Data listing START

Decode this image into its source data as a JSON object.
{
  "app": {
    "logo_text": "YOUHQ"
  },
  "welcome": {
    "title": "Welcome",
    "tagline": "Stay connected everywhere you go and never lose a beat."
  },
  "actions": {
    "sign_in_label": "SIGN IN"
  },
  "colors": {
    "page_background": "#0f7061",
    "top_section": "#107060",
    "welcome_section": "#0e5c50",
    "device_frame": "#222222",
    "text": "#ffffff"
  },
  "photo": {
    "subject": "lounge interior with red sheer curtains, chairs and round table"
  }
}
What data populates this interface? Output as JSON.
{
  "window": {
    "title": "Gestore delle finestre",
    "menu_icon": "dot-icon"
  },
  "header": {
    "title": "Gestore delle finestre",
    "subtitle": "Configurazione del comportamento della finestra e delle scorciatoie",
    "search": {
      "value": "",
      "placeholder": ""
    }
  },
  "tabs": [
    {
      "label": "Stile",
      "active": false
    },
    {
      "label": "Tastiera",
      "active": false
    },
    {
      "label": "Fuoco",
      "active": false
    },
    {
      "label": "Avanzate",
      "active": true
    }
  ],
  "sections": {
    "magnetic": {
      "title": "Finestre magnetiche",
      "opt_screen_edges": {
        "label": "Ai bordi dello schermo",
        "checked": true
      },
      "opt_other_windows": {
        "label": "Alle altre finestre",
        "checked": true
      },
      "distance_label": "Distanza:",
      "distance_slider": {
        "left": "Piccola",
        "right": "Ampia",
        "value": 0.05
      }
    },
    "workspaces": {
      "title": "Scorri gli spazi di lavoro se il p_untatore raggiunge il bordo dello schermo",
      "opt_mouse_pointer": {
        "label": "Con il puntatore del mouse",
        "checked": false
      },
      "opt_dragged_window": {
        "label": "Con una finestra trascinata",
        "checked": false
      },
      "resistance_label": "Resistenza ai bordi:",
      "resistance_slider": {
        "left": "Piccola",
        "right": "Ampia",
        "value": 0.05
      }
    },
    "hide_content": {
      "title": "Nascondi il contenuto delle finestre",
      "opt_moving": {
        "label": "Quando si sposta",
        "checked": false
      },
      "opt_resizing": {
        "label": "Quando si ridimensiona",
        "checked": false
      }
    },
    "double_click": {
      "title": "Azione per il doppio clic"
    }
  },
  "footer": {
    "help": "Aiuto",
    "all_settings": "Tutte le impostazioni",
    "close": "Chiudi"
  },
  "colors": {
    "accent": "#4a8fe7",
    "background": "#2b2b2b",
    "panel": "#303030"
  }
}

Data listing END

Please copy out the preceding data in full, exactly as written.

▶ **Result of the exercise**:
Decode this image into its source data as a JSON object.
{
  "app": {
    "logo_text": "YOUHQ"
  },
  "welcome": {
    "title": "Welcome",
    "tagline": "Stay connected everywhere you go and never lose a beat."
  },
  "actions": {
    "sign_in_label": "SIGN IN"
  },
  "colors": {
    "page_background": "#0f7061",
    "top_section": "#107060",
    "welcome_section": "#0e5c50",
    "device_frame": "#222222",
    "text": "#ffffff"
  },
  "photo": {
    "subject": "lounge interior with red sheer curtains, chairs and round table"
  }
}
What data populates this interface? Output as JSON.
{
  "window": {
    "title": "Gestore delle finestre",
    "menu_icon": "dot-icon"
  },
  "header": {
    "title": "Gestore delle finestre",
    "subtitle": "Configurazione del comportamento della finestra e delle scorciatoie",
    "search": {
      "value": "",
      "placeholder": ""
    }
  },
  "tabs": [
    {
      "label": "Stile",
      "active": false
    },
    {
      "label": "Tastiera",
      "active": false
    },
    {
      "label": "Fuoco",
      "active": false
    },
    {
      "label": "Avanzate",
      "active": true
    }
  ],
  "sections": {
    "magnetic": {
      "title": "Finestre magnetiche",
      "opt_screen_edges": {
        "label": "Ai bordi dello schermo",
        "checked": true
      },
      "opt_other_windows": {
        "label": "Alle altre finestre",
        "checked": true
      },
      "distance_label": "Distanza:",
      "distance_slider": {
        "left": "Piccola",
        "right": "Ampia",
        "value": 0.05
      }
    },
    "workspaces": {
      "title": "Scorri gli spazi di lavoro se il p_untatore raggiunge il bordo dello schermo",
      "opt_mouse_pointer": {
        "label": "Con il puntatore del mouse",
        "checked": false
      },
      "opt_dragged_window": {
        "label": "Con una finestra trascinata",
        "checked": false
      },
      "resistance_label": "Resistenza ai bordi:",
      "resistance_slider": {
        "left": "Piccola",
        "right": "Ampia",
        "value": 0.05
      }
    },
    "hide_content": {
      "title": "Nascondi il contenuto delle finestre",
      "opt_moving": {
        "label": "Quando si sposta",
        "checked": false
      },
      "opt_resizing": {
        "label": "Quando si ridimensiona",
        "checked": false
      }
    },
    "double_click": {
      "title": "Azione per il doppio clic"
    }
  },
  "footer": {
    "help": "Aiuto",
    "all_settings": "Tutte le impostazioni",
    "close": "Chiudi"
  },
  "colors": {
    "accent": "#4a8fe7",
    "background": "#2b2b2b",
    "panel": "#303030"
  }
}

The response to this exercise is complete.